## Work instructions
For each line below that holds the word "value", make a copy.

[App and web page records]
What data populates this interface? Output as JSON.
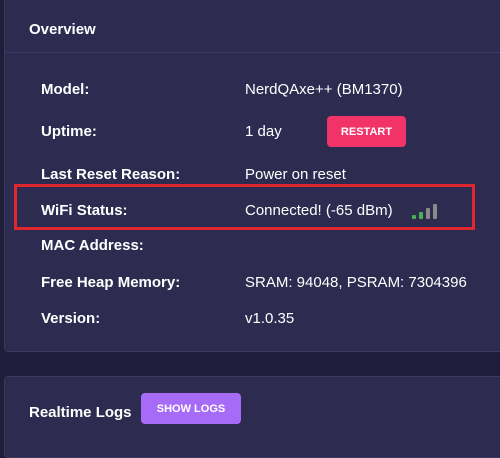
{
  "overview": {
    "title": "Overview",
    "rows": [
      {
        "label": "Model:",
        "value": "NerdQAxe++ (BM1370)"
      },
      {
        "label": "Uptime:",
        "value": "1 day"
      },
      {
        "label": "Last Reset Reason:",
        "value": "Power on reset"
      },
      {
        "label": "WiFi Status:",
        "value": "Connected!  (-65 dBm)"
      },
      {
        "label": "MAC Address:",
        "value": ""
      },
      {
        "label": "Free Heap Memory:",
        "value": "SRAM: 94048, PSRAM: 7304396"
      },
      {
        "label": "Version:",
        "value": "v1.0.35"
      }
    ],
    "restart_label": "RESTART",
    "wifi_signal": {
      "bars_total": 4,
      "bars_active": 2,
      "active_color": "#4caf50",
      "inactive_color": "#8a8a8a"
    }
  },
  "logs": {
    "title": "Realtime Logs",
    "show_logs_label": "SHOW LOGS"
  },
  "colors": {
    "background": "#1f1d3a",
    "card": "#2d2b50",
    "restart_button": "#f13368",
    "show_logs_button": "#a76cf7",
    "highlight_box": "#e0262f"
  }
}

## Answer to this exercise
        "value": "NerdQAxe++ (BM1370)"
        "value": "1 day"
        "value": "Power on reset"
        "value": "Connected!  (-65 dBm)"
        "value": ""
        "value": "SRAM: 94048, PSRAM: 7304396"
        "value": "v1.0.35"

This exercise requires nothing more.